[Dataset rows for apps and sites]
- - -
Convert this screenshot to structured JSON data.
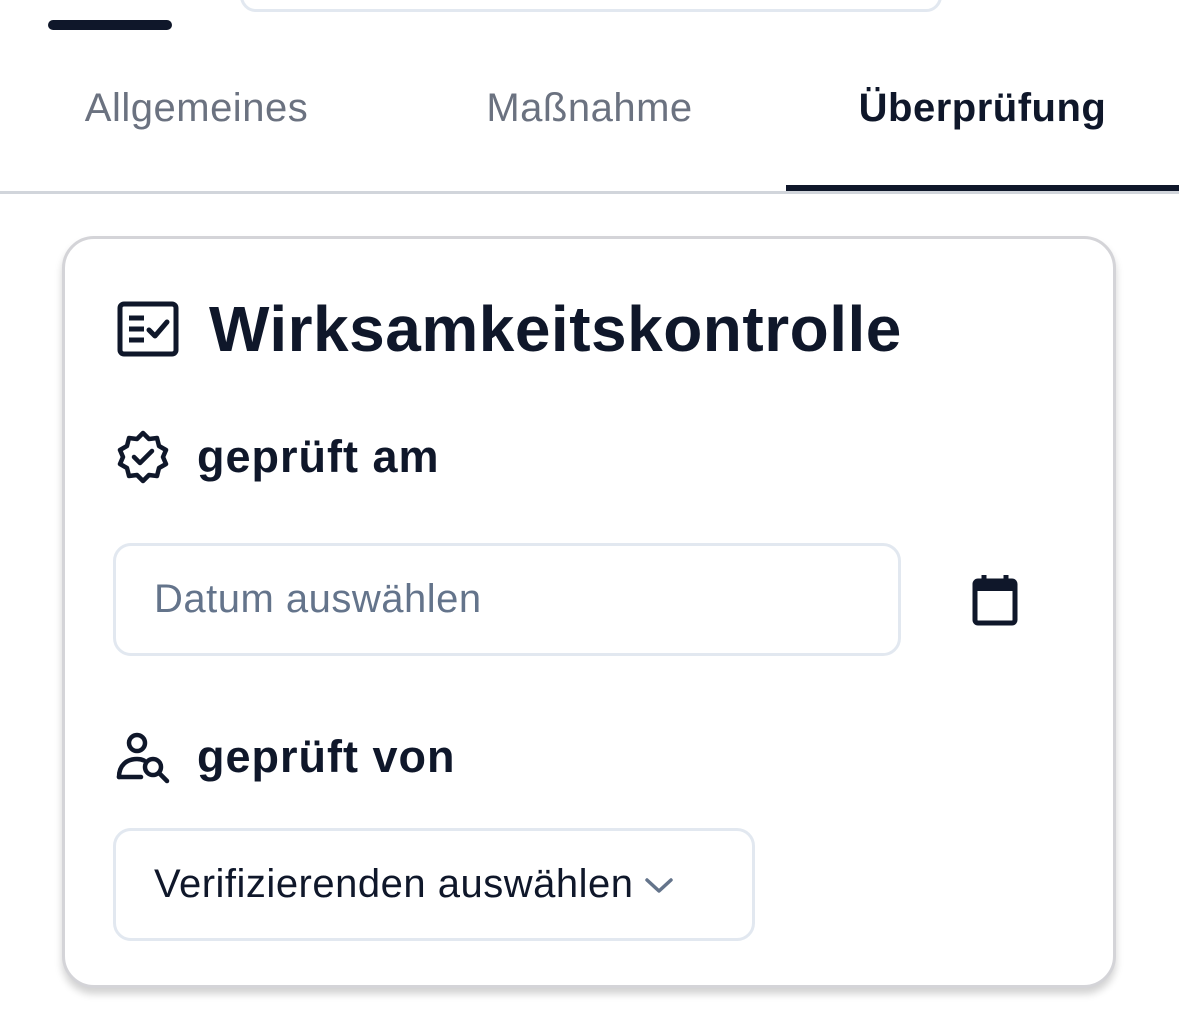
{
  "tabs": [
    {
      "label": "Allgemeines",
      "active": false
    },
    {
      "label": "Maßnahme",
      "active": false
    },
    {
      "label": "Überprüfung",
      "active": true
    }
  ],
  "card": {
    "title": "Wirksamkeitskontrolle",
    "title_icon": "checklist-icon",
    "date_field": {
      "label": "geprüft am",
      "icon": "verified-badge-icon",
      "placeholder": "Datum auswählen",
      "value": "",
      "picker_icon": "calendar-icon"
    },
    "verifier_field": {
      "label": "geprüft von",
      "icon": "person-search-icon",
      "selected": "Verifizierenden auswählen",
      "dropdown_icon": "chevron-down-icon"
    }
  },
  "colors": {
    "text_primary": "#0f172a",
    "text_muted": "#6b7280",
    "placeholder": "#64748b",
    "border": "#e2e8f0",
    "tab_divider": "#d1d5db"
  }
}
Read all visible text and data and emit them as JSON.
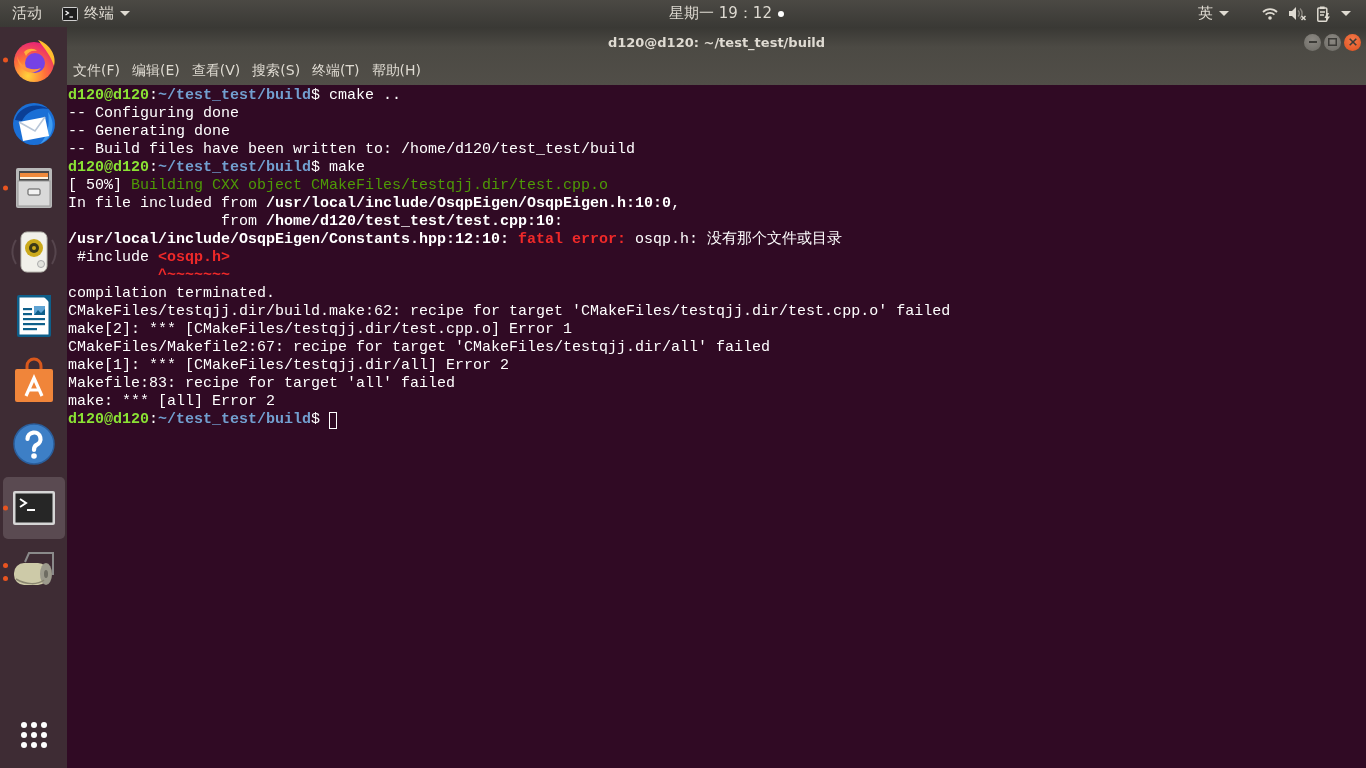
{
  "top_bar": {
    "activities": "活动",
    "app_menu": {
      "label": "终端"
    },
    "clock": {
      "text": "星期一 19：12",
      "notification": true
    },
    "input_method": {
      "label": "英"
    },
    "status_menu": {
      "muted": true
    }
  },
  "dock": {
    "items": [
      {
        "kind": "browser",
        "running": true,
        "multiple_windows": false,
        "selected": false
      },
      {
        "kind": "mail",
        "running": false,
        "multiple_windows": false,
        "selected": false
      },
      {
        "kind": "files",
        "running": true,
        "multiple_windows": false,
        "selected": false
      },
      {
        "kind": "music",
        "running": false,
        "multiple_windows": false,
        "selected": false
      },
      {
        "kind": "writer",
        "running": false,
        "multiple_windows": false,
        "selected": false
      },
      {
        "kind": "store",
        "running": false,
        "multiple_windows": false,
        "selected": false
      },
      {
        "kind": "help",
        "running": false,
        "multiple_windows": false,
        "selected": false
      },
      {
        "kind": "terminal",
        "running": true,
        "multiple_windows": false,
        "selected": true
      },
      {
        "kind": "roller",
        "running": true,
        "multiple_windows": true,
        "selected": false
      }
    ]
  },
  "window": {
    "title": "d120@d120: ~/test_test/build",
    "menu": [
      "文件(F)",
      "编辑(E)",
      "查看(V)",
      "搜索(S)",
      "终端(T)",
      "帮助(H)"
    ],
    "terminal": {
      "lines": [
        {
          "segments": [
            {
              "text": "d120@d120",
              "kind": "user"
            },
            {
              "text": ":",
              "kind": "plain"
            },
            {
              "text": "~/test_test/build",
              "kind": "path"
            },
            {
              "text": "$ cmake ..",
              "kind": "plain"
            }
          ]
        },
        {
          "segments": [
            {
              "text": "-- Configuring done",
              "kind": "plain"
            }
          ]
        },
        {
          "segments": [
            {
              "text": "-- Generating done",
              "kind": "plain"
            }
          ]
        },
        {
          "segments": [
            {
              "text": "-- Build files have been written to: /home/d120/test_test/build",
              "kind": "plain"
            }
          ]
        },
        {
          "segments": [
            {
              "text": "d120@d120",
              "kind": "user"
            },
            {
              "text": ":",
              "kind": "plain"
            },
            {
              "text": "~/test_test/build",
              "kind": "path"
            },
            {
              "text": "$ make",
              "kind": "plain"
            }
          ]
        },
        {
          "segments": [
            {
              "text": "[ 50%] ",
              "kind": "plain"
            },
            {
              "text": "Building CXX object CMakeFiles/testqjj.dir/test.cpp.o",
              "kind": "green"
            }
          ]
        },
        {
          "segments": [
            {
              "text": "In file included from ",
              "kind": "plain"
            },
            {
              "text": "/usr/local/include/OsqpEigen/OsqpEigen.h:10:0",
              "kind": "bold"
            },
            {
              "text": ",",
              "kind": "plain"
            }
          ]
        },
        {
          "segments": [
            {
              "text": "                 from ",
              "kind": "plain"
            },
            {
              "text": "/home/d120/test_test/test.cpp:10",
              "kind": "bold"
            },
            {
              "text": ":",
              "kind": "plain"
            }
          ]
        },
        {
          "segments": [
            {
              "text": "/usr/local/include/OsqpEigen/Constants.hpp:12:10: ",
              "kind": "bold"
            },
            {
              "text": "fatal error:",
              "kind": "error"
            },
            {
              "text": " osqp.h: 没有那个文件或目录",
              "kind": "plain"
            }
          ]
        },
        {
          "segments": [
            {
              "text": " #include ",
              "kind": "plain"
            },
            {
              "text": "<osqp.h>",
              "kind": "error"
            }
          ]
        },
        {
          "segments": [
            {
              "text": "          ^~~~~~~~",
              "kind": "error"
            }
          ]
        },
        {
          "segments": [
            {
              "text": "compilation terminated.",
              "kind": "plain"
            }
          ]
        },
        {
          "segments": [
            {
              "text": "CMakeFiles/testqjj.dir/build.make:62: recipe for target 'CMakeFiles/testqjj.dir/test.cpp.o' failed",
              "kind": "plain"
            }
          ]
        },
        {
          "segments": [
            {
              "text": "make[2]: *** [CMakeFiles/testqjj.dir/test.cpp.o] Error 1",
              "kind": "plain"
            }
          ]
        },
        {
          "segments": [
            {
              "text": "CMakeFiles/Makefile2:67: recipe for target 'CMakeFiles/testqjj.dir/all' failed",
              "kind": "plain"
            }
          ]
        },
        {
          "segments": [
            {
              "text": "make[1]: *** [CMakeFiles/testqjj.dir/all] Error 2",
              "kind": "plain"
            }
          ]
        },
        {
          "segments": [
            {
              "text": "Makefile:83: recipe for target 'all' failed",
              "kind": "plain"
            }
          ]
        },
        {
          "segments": [
            {
              "text": "make: *** [all] Error 2",
              "kind": "plain"
            }
          ]
        }
      ],
      "input_line": {
        "segments": [
          {
            "text": "d120@d120",
            "kind": "user"
          },
          {
            "text": ":",
            "kind": "plain"
          },
          {
            "text": "~/test_test/build",
            "kind": "path"
          },
          {
            "text": "$ ",
            "kind": "plain"
          }
        ],
        "cursor": true
      }
    }
  }
}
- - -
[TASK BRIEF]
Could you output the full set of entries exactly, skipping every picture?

[RESPONSE BOX]
Convert this screenshot to structured JSON data.
{
  "tabs": [
    {
      "label": "Allgemeines",
      "active": false
    },
    {
      "label": "Maßnahme",
      "active": false
    },
    {
      "label": "Überprüfung",
      "active": true
    }
  ],
  "card": {
    "title": "Wirksamkeitskontrolle",
    "title_icon": "checklist-icon",
    "date_field": {
      "label": "geprüft am",
      "icon": "verified-badge-icon",
      "placeholder": "Datum auswählen",
      "value": "",
      "picker_icon": "calendar-icon"
    },
    "verifier_field": {
      "label": "geprüft von",
      "icon": "person-search-icon",
      "selected": "Verifizierenden auswählen",
      "dropdown_icon": "chevron-down-icon"
    }
  },
  "colors": {
    "text_primary": "#0f172a",
    "text_muted": "#6b7280",
    "placeholder": "#64748b",
    "border": "#e2e8f0",
    "tab_divider": "#d1d5db"
  }
}
Read all visible text and data and emit them as JSON.
{
  "top_bar": {
    "activities": "活动",
    "app_menu": {
      "label": "终端"
    },
    "clock": {
      "text": "星期一 19：12",
      "notification": true
    },
    "input_method": {
      "label": "英"
    },
    "status_menu": {
      "muted": true
    }
  },
  "dock": {
    "items": [
      {
        "kind": "browser",
        "running": true,
        "multiple_windows": false,
        "selected": false
      },
      {
        "kind": "mail",
        "running": false,
        "multiple_windows": false,
        "selected": false
      },
      {
        "kind": "files",
        "running": true,
        "multiple_windows": false,
        "selected": false
      },
      {
        "kind": "music",
        "running": false,
        "multiple_windows": false,
        "selected": false
      },
      {
        "kind": "writer",
        "running": false,
        "multiple_windows": false,
        "selected": false
      },
      {
        "kind": "store",
        "running": false,
        "multiple_windows": false,
        "selected": false
      },
      {
        "kind": "help",
        "running": false,
        "multiple_windows": false,
        "selected": false
      },
      {
        "kind": "terminal",
        "running": true,
        "multiple_windows": false,
        "selected": true
      },
      {
        "kind": "roller",
        "running": true,
        "multiple_windows": true,
        "selected": false
      }
    ]
  },
  "window": {
    "title": "d120@d120: ~/test_test/build",
    "menu": [
      "文件(F)",
      "编辑(E)",
      "查看(V)",
      "搜索(S)",
      "终端(T)",
      "帮助(H)"
    ],
    "terminal": {
      "lines": [
        {
          "segments": [
            {
              "text": "d120@d120",
              "kind": "user"
            },
            {
              "text": ":",
              "kind": "plain"
            },
            {
              "text": "~/test_test/build",
              "kind": "path"
            },
            {
              "text": "$ cmake ..",
              "kind": "plain"
            }
          ]
        },
        {
          "segments": [
            {
              "text": "-- Configuring done",
              "kind": "plain"
            }
          ]
        },
        {
          "segments": [
            {
              "text": "-- Generating done",
              "kind": "plain"
            }
          ]
        },
        {
          "segments": [
            {
              "text": "-- Build files have been written to: /home/d120/test_test/build",
              "kind": "plain"
            }
          ]
        },
        {
          "segments": [
            {
              "text": "d120@d120",
              "kind": "user"
            },
            {
              "text": ":",
              "kind": "plain"
            },
            {
              "text": "~/test_test/build",
              "kind": "path"
            },
            {
              "text": "$ make",
              "kind": "plain"
            }
          ]
        },
        {
          "segments": [
            {
              "text": "[ 50%] ",
              "kind": "plain"
            },
            {
              "text": "Building CXX object CMakeFiles/testqjj.dir/test.cpp.o",
              "kind": "green"
            }
          ]
        },
        {
          "segments": [
            {
              "text": "In file included from ",
              "kind": "plain"
            },
            {
              "text": "/usr/local/include/OsqpEigen/OsqpEigen.h:10:0",
              "kind": "bold"
            },
            {
              "text": ",",
              "kind": "plain"
            }
          ]
        },
        {
          "segments": [
            {
              "text": "                 from ",
              "kind": "plain"
            },
            {
              "text": "/home/d120/test_test/test.cpp:10",
              "kind": "bold"
            },
            {
              "text": ":",
              "kind": "plain"
            }
          ]
        },
        {
          "segments": [
            {
              "text": "/usr/local/include/OsqpEigen/Constants.hpp:12:10: ",
              "kind": "bold"
            },
            {
              "text": "fatal error:",
              "kind": "error"
            },
            {
              "text": " osqp.h: 没有那个文件或目录",
              "kind": "plain"
            }
          ]
        },
        {
          "segments": [
            {
              "text": " #include ",
              "kind": "plain"
            },
            {
              "text": "<osqp.h>",
              "kind": "error"
            }
          ]
        },
        {
          "segments": [
            {
              "text": "          ^~~~~~~~",
              "kind": "error"
            }
          ]
        },
        {
          "segments": [
            {
              "text": "compilation terminated.",
              "kind": "plain"
            }
          ]
        },
        {
          "segments": [
            {
              "text": "CMakeFiles/testqjj.dir/build.make:62: recipe for target 'CMakeFiles/testqjj.dir/test.cpp.o' failed",
              "kind": "plain"
            }
          ]
        },
        {
          "segments": [
            {
              "text": "make[2]: *** [CMakeFiles/testqjj.dir/test.cpp.o] Error 1",
              "kind": "plain"
            }
          ]
        },
        {
          "segments": [
            {
              "text": "CMakeFiles/Makefile2:67: recipe for target 'CMakeFiles/testqjj.dir/all' failed",
              "kind": "plain"
            }
          ]
        },
        {
          "segments": [
            {
              "text": "make[1]: *** [CMakeFiles/testqjj.dir/all] Error 2",
              "kind": "plain"
            }
          ]
        },
        {
          "segments": [
            {
              "text": "Makefile:83: recipe for target 'all' failed",
              "kind": "plain"
            }
          ]
        },
        {
          "segments": [
            {
              "text": "make: *** [all] Error 2",
              "kind": "plain"
            }
          ]
        }
      ],
      "input_line": {
        "segments": [
          {
            "text": "d120@d120",
            "kind": "user"
          },
          {
            "text": ":",
            "kind": "plain"
          },
          {
            "text": "~/test_test/build",
            "kind": "path"
          },
          {
            "text": "$ ",
            "kind": "plain"
          }
        ],
        "cursor": true
      }
    }
  }
}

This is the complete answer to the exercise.